The commerce of the cocoa bean thus got the Pope’s blessing, and sugar, another plantation crop of the colonies, was added to counter the bitterness of the cocoa. It made it’s way around Europe, and when the Industrial era hit, Europe’s interest in cocoa caused innovation for mass consumption which has evolved to the present day. Cocoa itself is not grown in Europe, and yet, Europe built a massive industry around cocoa and sugar, born on the backs of those subjugated from as far away as Africa (slavery) and later India (indentured labor) until slaves were freed and the indentured laborers had run their terms and could not get enough space to get back to India.
And this is why you can drink chocolate drinks, or eat chocolate, all over the world now, manufactured far from where the cocoa is grown.
In 1999, the enola bean was patented, with the only distinguishing feature of the Mexican yellow bean being it’s particular shade of yellow. This was something I followed with great interest at the time because it seemed so ridiculous, and was a great example of biopiracy – something that could be said of the two other beans above, coffee and cocoa, though they had the misfortune of not being appropriated in modern times.
The owner of the patent actually sued anyone who was importing the bean that matched the shade of yellow in their patent, causing a massive decrease in importation from Mexico, impacting around 22,000 Mexican farmers.

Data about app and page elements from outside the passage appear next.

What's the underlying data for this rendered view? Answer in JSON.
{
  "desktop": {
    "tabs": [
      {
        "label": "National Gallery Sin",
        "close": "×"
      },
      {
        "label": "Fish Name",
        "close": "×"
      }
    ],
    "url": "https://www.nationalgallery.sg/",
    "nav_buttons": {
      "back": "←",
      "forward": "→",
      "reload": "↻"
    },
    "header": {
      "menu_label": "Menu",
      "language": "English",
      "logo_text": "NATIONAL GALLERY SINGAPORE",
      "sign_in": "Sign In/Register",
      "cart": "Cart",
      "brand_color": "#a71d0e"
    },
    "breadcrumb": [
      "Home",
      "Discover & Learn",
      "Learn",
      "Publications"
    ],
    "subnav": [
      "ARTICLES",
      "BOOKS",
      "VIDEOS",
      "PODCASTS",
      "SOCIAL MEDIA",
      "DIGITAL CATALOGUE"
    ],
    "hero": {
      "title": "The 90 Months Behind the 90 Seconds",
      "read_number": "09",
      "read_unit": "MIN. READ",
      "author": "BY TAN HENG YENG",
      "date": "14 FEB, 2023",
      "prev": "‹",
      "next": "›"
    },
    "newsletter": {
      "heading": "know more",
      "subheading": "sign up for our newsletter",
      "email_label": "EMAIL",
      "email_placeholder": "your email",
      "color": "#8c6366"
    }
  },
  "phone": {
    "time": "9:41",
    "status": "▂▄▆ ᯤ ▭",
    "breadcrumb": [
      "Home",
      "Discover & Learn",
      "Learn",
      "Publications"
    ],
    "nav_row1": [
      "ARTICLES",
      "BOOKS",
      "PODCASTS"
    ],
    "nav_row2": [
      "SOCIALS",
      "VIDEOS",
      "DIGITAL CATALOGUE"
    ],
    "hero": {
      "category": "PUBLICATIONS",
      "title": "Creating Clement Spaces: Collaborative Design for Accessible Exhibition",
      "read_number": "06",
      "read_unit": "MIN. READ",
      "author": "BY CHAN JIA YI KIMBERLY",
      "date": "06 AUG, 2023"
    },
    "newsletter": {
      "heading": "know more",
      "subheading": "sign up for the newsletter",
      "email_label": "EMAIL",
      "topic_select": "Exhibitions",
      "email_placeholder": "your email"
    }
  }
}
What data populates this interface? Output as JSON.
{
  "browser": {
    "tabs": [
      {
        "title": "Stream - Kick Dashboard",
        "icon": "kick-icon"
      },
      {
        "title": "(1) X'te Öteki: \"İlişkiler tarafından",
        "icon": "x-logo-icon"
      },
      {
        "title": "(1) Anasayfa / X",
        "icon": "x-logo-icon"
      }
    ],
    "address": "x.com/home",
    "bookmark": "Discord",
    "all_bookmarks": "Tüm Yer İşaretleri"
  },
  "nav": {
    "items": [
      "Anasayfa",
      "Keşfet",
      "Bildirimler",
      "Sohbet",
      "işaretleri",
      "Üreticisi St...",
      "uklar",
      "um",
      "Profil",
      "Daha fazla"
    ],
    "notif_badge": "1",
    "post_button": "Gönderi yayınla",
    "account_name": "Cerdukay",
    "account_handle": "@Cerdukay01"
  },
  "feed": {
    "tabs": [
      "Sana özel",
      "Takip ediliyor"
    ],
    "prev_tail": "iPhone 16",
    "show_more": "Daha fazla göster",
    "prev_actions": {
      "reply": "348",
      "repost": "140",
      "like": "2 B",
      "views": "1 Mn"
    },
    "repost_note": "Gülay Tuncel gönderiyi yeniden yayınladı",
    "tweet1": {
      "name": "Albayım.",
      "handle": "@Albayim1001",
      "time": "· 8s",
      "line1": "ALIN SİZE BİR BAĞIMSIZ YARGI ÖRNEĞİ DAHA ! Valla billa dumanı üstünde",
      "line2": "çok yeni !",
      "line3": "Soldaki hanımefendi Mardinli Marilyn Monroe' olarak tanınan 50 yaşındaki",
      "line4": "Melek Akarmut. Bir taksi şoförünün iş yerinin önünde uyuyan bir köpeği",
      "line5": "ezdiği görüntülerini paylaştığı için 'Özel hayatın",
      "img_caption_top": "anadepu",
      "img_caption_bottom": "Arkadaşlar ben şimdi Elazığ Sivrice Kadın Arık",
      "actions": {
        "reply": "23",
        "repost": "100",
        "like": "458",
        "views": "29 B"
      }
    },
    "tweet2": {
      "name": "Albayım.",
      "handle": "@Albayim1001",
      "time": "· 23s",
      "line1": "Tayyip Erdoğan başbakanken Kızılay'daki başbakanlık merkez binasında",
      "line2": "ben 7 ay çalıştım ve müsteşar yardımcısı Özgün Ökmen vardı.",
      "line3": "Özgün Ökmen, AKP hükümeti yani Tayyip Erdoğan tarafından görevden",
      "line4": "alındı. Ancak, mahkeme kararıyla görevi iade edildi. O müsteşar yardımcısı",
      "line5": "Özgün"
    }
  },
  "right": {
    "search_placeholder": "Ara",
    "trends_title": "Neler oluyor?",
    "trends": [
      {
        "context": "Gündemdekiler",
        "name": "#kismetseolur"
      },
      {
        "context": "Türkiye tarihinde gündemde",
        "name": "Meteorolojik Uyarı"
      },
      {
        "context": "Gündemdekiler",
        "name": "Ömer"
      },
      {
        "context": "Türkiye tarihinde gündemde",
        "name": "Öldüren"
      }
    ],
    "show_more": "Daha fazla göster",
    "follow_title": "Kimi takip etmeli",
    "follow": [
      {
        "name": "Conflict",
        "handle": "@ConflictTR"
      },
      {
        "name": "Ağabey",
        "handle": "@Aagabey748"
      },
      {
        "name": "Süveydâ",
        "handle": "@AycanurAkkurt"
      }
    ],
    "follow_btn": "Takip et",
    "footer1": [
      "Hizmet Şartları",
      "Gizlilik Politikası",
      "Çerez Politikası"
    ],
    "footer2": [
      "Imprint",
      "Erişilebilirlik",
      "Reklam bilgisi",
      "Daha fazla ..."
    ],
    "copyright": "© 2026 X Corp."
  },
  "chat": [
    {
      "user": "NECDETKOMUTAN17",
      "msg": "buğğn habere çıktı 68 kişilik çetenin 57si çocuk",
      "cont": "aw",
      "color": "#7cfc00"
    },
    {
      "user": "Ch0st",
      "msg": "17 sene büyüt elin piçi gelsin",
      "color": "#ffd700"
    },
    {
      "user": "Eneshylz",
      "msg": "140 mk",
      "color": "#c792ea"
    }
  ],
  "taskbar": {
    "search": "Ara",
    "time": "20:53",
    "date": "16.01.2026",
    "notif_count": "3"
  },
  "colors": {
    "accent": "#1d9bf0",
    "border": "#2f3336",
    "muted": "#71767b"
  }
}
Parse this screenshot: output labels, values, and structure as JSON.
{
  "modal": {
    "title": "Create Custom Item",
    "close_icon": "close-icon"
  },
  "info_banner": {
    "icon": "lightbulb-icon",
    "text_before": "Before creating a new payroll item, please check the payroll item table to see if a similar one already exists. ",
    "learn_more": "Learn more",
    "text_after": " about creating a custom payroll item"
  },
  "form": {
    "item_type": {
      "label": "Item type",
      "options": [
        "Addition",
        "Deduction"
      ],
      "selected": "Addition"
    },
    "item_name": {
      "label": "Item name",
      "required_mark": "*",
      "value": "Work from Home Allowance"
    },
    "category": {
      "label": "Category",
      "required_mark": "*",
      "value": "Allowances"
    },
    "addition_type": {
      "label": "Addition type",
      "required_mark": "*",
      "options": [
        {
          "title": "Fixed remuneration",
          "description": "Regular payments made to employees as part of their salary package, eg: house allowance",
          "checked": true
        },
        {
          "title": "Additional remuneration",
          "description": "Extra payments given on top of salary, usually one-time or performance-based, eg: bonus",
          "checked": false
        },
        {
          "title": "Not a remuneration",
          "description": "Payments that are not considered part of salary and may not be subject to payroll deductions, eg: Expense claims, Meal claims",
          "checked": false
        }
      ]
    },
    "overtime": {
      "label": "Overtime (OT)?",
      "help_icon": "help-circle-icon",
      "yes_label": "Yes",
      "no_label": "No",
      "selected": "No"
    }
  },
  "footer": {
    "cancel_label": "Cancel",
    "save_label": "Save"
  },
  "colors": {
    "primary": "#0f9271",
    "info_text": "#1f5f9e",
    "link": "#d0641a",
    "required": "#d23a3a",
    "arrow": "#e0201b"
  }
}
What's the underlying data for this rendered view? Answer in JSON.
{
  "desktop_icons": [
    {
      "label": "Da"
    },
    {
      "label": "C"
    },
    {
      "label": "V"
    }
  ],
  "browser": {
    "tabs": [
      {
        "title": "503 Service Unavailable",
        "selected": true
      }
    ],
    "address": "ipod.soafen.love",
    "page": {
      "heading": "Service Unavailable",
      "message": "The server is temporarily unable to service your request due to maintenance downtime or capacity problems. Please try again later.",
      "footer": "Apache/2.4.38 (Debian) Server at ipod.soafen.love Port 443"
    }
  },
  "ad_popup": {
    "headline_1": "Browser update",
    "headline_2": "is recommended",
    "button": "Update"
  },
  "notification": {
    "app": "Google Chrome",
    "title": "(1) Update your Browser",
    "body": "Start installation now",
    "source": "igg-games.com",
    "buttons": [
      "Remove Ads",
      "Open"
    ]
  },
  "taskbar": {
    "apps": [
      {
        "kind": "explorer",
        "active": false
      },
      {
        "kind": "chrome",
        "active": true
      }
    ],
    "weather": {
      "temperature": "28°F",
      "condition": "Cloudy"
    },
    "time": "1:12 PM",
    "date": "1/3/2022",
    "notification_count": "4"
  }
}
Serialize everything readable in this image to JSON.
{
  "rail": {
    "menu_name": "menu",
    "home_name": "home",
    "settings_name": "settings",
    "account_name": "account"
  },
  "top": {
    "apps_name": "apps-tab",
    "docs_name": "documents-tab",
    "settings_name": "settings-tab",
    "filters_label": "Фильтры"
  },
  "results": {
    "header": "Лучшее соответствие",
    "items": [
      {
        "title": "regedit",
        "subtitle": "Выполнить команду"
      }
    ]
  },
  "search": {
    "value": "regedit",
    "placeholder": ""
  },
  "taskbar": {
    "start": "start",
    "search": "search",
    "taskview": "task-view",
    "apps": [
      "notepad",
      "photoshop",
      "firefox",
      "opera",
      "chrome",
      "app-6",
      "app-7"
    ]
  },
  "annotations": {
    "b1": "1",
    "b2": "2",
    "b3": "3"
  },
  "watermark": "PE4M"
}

This was all over the color of the bean, not something as original as coffee or cocoa which were in and of themselves original and exploited. It was a manufactured exploit, one which natural selection and natural pollination would create independently.
The bean itself is not that interesting. Why did I add it in here? The reason I did was because laws were exploited rather than offerings of smallpox, swords and muskets. In the modern age, this is how the laws of nations can be exploited. Fortunately, in 2005 the United States Patent Office ruled in favor of the Mexican farmers and in 2008 they threw out the patent on the Enola Bean.
Such cases, such as like with the neem, caused India to create a database of traditional knowledge to protect knowledge of India from others – an exercise in sovereignty that not many nations have done or could do given their shorter histories of written works.
The Convention of Biodiversity, (CBD) established in 1993, has been criticized for not doing enough – and, of interest, 196 nations have ratified, acceded or accepted the CBD. The Holy See and the United States, noteworthy because of Enola Bean for the latter, have not.
Beans. These are just three beans that show exploitative history. Three beans we take for granted in the modern world.
Go into the kitchen and find something you use every day. I’m sure you can find an interesting history.